*** Opening of Input material ***

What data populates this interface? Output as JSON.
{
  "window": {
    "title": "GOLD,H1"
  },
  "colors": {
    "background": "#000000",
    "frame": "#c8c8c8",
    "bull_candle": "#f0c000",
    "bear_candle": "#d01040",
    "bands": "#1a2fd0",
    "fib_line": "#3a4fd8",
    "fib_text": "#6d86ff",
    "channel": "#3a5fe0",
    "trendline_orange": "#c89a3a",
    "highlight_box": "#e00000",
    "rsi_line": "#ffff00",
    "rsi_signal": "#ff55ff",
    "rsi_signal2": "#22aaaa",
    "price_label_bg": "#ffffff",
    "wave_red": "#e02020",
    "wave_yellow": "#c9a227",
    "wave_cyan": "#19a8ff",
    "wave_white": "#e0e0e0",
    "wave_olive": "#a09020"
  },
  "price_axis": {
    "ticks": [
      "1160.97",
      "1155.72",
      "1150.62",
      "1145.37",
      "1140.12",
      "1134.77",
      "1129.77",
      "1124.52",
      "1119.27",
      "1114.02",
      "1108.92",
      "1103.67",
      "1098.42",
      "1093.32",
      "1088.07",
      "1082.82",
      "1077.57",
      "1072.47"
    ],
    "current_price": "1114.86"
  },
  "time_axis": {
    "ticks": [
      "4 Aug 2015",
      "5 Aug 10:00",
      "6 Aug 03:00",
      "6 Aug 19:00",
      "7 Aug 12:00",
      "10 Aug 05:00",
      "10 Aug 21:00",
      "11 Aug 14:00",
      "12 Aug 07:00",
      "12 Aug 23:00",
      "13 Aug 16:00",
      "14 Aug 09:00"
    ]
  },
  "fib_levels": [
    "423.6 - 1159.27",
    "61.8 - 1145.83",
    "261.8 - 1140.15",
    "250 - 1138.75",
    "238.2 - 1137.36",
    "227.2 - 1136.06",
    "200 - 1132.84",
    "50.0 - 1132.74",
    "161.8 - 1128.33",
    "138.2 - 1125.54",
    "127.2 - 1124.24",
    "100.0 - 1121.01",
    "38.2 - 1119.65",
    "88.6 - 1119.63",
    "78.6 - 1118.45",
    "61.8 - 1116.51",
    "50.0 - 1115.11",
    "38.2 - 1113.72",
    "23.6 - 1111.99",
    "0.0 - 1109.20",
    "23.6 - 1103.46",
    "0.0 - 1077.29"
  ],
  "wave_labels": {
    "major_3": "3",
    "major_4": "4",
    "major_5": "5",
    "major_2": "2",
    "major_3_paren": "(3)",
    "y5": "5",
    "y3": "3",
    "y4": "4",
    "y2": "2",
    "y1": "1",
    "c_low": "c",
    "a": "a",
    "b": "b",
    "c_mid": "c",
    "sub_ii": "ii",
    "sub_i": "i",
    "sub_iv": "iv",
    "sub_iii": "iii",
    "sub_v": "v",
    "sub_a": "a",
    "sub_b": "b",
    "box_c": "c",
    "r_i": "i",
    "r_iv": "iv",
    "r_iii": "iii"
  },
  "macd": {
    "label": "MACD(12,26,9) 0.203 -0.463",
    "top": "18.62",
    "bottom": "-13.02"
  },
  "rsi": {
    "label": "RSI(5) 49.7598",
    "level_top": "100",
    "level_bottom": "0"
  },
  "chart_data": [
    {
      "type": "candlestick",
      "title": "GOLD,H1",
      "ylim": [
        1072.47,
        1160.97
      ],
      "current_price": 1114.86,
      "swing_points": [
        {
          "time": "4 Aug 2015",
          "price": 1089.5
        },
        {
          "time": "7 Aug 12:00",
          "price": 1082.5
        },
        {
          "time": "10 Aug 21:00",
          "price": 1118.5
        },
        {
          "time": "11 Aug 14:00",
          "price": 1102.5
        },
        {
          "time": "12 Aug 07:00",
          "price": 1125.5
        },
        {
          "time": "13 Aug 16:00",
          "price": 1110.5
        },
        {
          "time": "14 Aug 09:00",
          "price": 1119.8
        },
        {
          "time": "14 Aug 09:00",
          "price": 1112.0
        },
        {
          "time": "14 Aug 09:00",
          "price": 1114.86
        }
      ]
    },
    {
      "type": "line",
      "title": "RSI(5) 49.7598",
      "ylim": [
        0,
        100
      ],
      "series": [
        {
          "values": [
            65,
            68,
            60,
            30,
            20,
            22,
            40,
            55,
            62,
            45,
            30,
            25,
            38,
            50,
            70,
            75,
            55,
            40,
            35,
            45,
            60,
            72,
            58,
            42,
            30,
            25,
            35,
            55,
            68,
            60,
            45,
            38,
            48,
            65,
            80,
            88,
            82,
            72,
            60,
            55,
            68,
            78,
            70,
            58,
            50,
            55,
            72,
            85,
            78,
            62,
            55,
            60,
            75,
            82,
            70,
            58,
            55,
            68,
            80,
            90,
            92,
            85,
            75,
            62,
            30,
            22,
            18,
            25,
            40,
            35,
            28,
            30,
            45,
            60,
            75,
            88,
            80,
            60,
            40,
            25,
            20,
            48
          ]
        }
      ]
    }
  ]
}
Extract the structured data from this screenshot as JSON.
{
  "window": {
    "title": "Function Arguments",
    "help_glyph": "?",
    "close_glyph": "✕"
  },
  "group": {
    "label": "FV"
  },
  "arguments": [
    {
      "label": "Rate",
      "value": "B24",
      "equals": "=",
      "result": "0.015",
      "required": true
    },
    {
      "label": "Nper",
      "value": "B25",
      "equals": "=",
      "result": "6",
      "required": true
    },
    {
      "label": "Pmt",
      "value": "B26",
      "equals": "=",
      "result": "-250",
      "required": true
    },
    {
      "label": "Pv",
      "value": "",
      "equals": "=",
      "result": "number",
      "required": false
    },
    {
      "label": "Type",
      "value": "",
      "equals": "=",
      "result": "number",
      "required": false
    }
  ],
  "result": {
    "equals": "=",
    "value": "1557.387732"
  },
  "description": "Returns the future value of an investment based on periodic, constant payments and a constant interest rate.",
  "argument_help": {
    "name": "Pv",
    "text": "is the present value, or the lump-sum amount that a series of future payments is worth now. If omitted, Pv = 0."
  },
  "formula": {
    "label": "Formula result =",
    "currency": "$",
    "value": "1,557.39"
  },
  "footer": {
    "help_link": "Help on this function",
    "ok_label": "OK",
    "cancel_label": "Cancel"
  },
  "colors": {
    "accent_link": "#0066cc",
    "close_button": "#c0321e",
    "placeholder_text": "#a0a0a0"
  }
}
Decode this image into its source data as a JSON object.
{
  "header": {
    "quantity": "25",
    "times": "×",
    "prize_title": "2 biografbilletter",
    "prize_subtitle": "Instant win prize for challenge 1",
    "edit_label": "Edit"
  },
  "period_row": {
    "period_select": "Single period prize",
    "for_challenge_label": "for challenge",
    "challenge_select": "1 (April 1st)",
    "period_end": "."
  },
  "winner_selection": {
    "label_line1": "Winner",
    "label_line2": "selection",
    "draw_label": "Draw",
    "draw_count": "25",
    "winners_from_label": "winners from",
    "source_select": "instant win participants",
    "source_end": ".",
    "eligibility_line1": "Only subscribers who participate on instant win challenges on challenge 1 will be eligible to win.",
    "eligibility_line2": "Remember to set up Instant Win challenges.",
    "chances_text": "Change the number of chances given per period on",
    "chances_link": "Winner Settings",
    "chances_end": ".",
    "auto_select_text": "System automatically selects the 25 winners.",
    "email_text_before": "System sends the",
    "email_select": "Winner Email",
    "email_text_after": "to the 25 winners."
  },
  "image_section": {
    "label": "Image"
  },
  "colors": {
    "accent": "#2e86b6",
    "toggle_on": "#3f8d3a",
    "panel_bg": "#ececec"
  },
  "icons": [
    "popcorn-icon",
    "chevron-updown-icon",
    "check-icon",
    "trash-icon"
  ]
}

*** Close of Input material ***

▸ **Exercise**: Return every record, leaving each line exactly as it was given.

▸ **Expected answer**:
What data populates this interface? Output as JSON.
{
  "window": {
    "title": "GOLD,H1"
  },
  "colors": {
    "background": "#000000",
    "frame": "#c8c8c8",
    "bull_candle": "#f0c000",
    "bear_candle": "#d01040",
    "bands": "#1a2fd0",
    "fib_line": "#3a4fd8",
    "fib_text": "#6d86ff",
    "channel": "#3a5fe0",
    "trendline_orange": "#c89a3a",
    "highlight_box": "#e00000",
    "rsi_line": "#ffff00",
    "rsi_signal": "#ff55ff",
    "rsi_signal2": "#22aaaa",
    "price_label_bg": "#ffffff",
    "wave_red": "#e02020",
    "wave_yellow": "#c9a227",
    "wave_cyan": "#19a8ff",
    "wave_white": "#e0e0e0",
    "wave_olive": "#a09020"
  },
  "price_axis": {
    "ticks": [
      "1160.97",
      "1155.72",
      "1150.62",
      "1145.37",
      "1140.12",
      "1134.77",
      "1129.77",
      "1124.52",
      "1119.27",
      "1114.02",
      "1108.92",
      "1103.67",
      "1098.42",
      "1093.32",
      "1088.07",
      "1082.82",
      "1077.57",
      "1072.47"
    ],
    "current_price": "1114.86"
  },
  "time_axis": {
    "ticks": [
      "4 Aug 2015",
      "5 Aug 10:00",
      "6 Aug 03:00",
      "6 Aug 19:00",
      "7 Aug 12:00",
      "10 Aug 05:00",
      "10 Aug 21:00",
      "11 Aug 14:00",
      "12 Aug 07:00",
      "12 Aug 23:00",
      "13 Aug 16:00",
      "14 Aug 09:00"
    ]
  },
  "fib_levels": [
    "423.6 - 1159.27",
    "61.8 - 1145.83",
    "261.8 - 1140.15",
    "250 - 1138.75",
    "238.2 - 1137.36",
    "227.2 - 1136.06",
    "200 - 1132.84",
    "50.0 - 1132.74",
    "161.8 - 1128.33",
    "138.2 - 1125.54",
    "127.2 - 1124.24",
    "100.0 - 1121.01",
    "38.2 - 1119.65",
    "88.6 - 1119.63",
    "78.6 - 1118.45",
    "61.8 - 1116.51",
    "50.0 - 1115.11",
    "38.2 - 1113.72",
    "23.6 - 1111.99",
    "0.0 - 1109.20",
    "23.6 - 1103.46",
    "0.0 - 1077.29"
  ],
  "wave_labels": {
    "major_3": "3",
    "major_4": "4",
    "major_5": "5",
    "major_2": "2",
    "major_3_paren": "(3)",
    "y5": "5",
    "y3": "3",
    "y4": "4",
    "y2": "2",
    "y1": "1",
    "c_low": "c",
    "a": "a",
    "b": "b",
    "c_mid": "c",
    "sub_ii": "ii",
    "sub_i": "i",
    "sub_iv": "iv",
    "sub_iii": "iii",
    "sub_v": "v",
    "sub_a": "a",
    "sub_b": "b",
    "box_c": "c",
    "r_i": "i",
    "r_iv": "iv",
    "r_iii": "iii"
  },
  "macd": {
    "label": "MACD(12,26,9) 0.203 -0.463",
    "top": "18.62",
    "bottom": "-13.02"
  },
  "rsi": {
    "label": "RSI(5) 49.7598",
    "level_top": "100",
    "level_bottom": "0"
  },
  "chart_data": [
    {
      "type": "candlestick",
      "title": "GOLD,H1",
      "ylim": [
        1072.47,
        1160.97
      ],
      "current_price": 1114.86,
      "swing_points": [
        {
          "time": "4 Aug 2015",
          "price": 1089.5
        },
        {
          "time": "7 Aug 12:00",
          "price": 1082.5
        },
        {
          "time": "10 Aug 21:00",
          "price": 1118.5
        },
        {
          "time": "11 Aug 14:00",
          "price": 1102.5
        },
        {
          "time": "12 Aug 07:00",
          "price": 1125.5
        },
        {
          "time": "13 Aug 16:00",
          "price": 1110.5
        },
        {
          "time": "14 Aug 09:00",
          "price": 1119.8
        },
        {
          "time": "14 Aug 09:00",
          "price": 1112.0
        },
        {
          "time": "14 Aug 09:00",
          "price": 1114.86
        }
      ]
    },
    {
      "type": "line",
      "title": "RSI(5) 49.7598",
      "ylim": [
        0,
        100
      ],
      "series": [
        {
          "values": [
            65,
            68,
            60,
            30,
            20,
            22,
            40,
            55,
            62,
            45,
            30,
            25,
            38,
            50,
            70,
            75,
            55,
            40,
            35,
            45,
            60,
            72,
            58,
            42,
            30,
            25,
            35,
            55,
            68,
            60,
            45,
            38,
            48,
            65,
            80,
            88,
            82,
            72,
            60,
            55,
            68,
            78,
            70,
            58,
            50,
            55,
            72,
            85,
            78,
            62,
            55,
            60,
            75,
            82,
            70,
            58,
            55,
            68,
            80,
            90,
            92,
            85,
            75,
            62,
            30,
            22,
            18,
            25,
            40,
            35,
            28,
            30,
            45,
            60,
            75,
            88,
            80,
            60,
            40,
            25,
            20,
            48
          ]
        }
      ]
    }
  ]
}
Extract the structured data from this screenshot as JSON.
{
  "window": {
    "title": "Function Arguments",
    "help_glyph": "?",
    "close_glyph": "✕"
  },
  "group": {
    "label": "FV"
  },
  "arguments": [
    {
      "label": "Rate",
      "value": "B24",
      "equals": "=",
      "result": "0.015",
      "required": true
    },
    {
      "label": "Nper",
      "value": "B25",
      "equals": "=",
      "result": "6",
      "required": true
    },
    {
      "label": "Pmt",
      "value": "B26",
      "equals": "=",
      "result": "-250",
      "required": true
    },
    {
      "label": "Pv",
      "value": "",
      "equals": "=",
      "result": "number",
      "required": false
    },
    {
      "label": "Type",
      "value": "",
      "equals": "=",
      "result": "number",
      "required": false
    }
  ],
  "result": {
    "equals": "=",
    "value": "1557.387732"
  },
  "description": "Returns the future value of an investment based on periodic, constant payments and a constant interest rate.",
  "argument_help": {
    "name": "Pv",
    "text": "is the present value, or the lump-sum amount that a series of future payments is worth now. If omitted, Pv = 0."
  },
  "formula": {
    "label": "Formula result =",
    "currency": "$",
    "value": "1,557.39"
  },
  "footer": {
    "help_link": "Help on this function",
    "ok_label": "OK",
    "cancel_label": "Cancel"
  },
  "colors": {
    "accent_link": "#0066cc",
    "close_button": "#c0321e",
    "placeholder_text": "#a0a0a0"
  }
}
Decode this image into its source data as a JSON object.
{
  "header": {
    "quantity": "25",
    "times": "×",
    "prize_title": "2 biografbilletter",
    "prize_subtitle": "Instant win prize for challenge 1",
    "edit_label": "Edit"
  },
  "period_row": {
    "period_select": "Single period prize",
    "for_challenge_label": "for challenge",
    "challenge_select": "1 (April 1st)",
    "period_end": "."
  },
  "winner_selection": {
    "label_line1": "Winner",
    "label_line2": "selection",
    "draw_label": "Draw",
    "draw_count": "25",
    "winners_from_label": "winners from",
    "source_select": "instant win participants",
    "source_end": ".",
    "eligibility_line1": "Only subscribers who participate on instant win challenges on challenge 1 will be eligible to win.",
    "eligibility_line2": "Remember to set up Instant Win challenges.",
    "chances_text": "Change the number of chances given per period on",
    "chances_link": "Winner Settings",
    "chances_end": ".",
    "auto_select_text": "System automatically selects the 25 winners.",
    "email_text_before": "System sends the",
    "email_select": "Winner Email",
    "email_text_after": "to the 25 winners."
  },
  "image_section": {
    "label": "Image"
  },
  "colors": {
    "accent": "#2e86b6",
    "toggle_on": "#3f8d3a",
    "panel_bg": "#ececec"
  },
  "icons": [
    "popcorn-icon",
    "chevron-updown-icon",
    "check-icon",
    "trash-icon"
  ]
}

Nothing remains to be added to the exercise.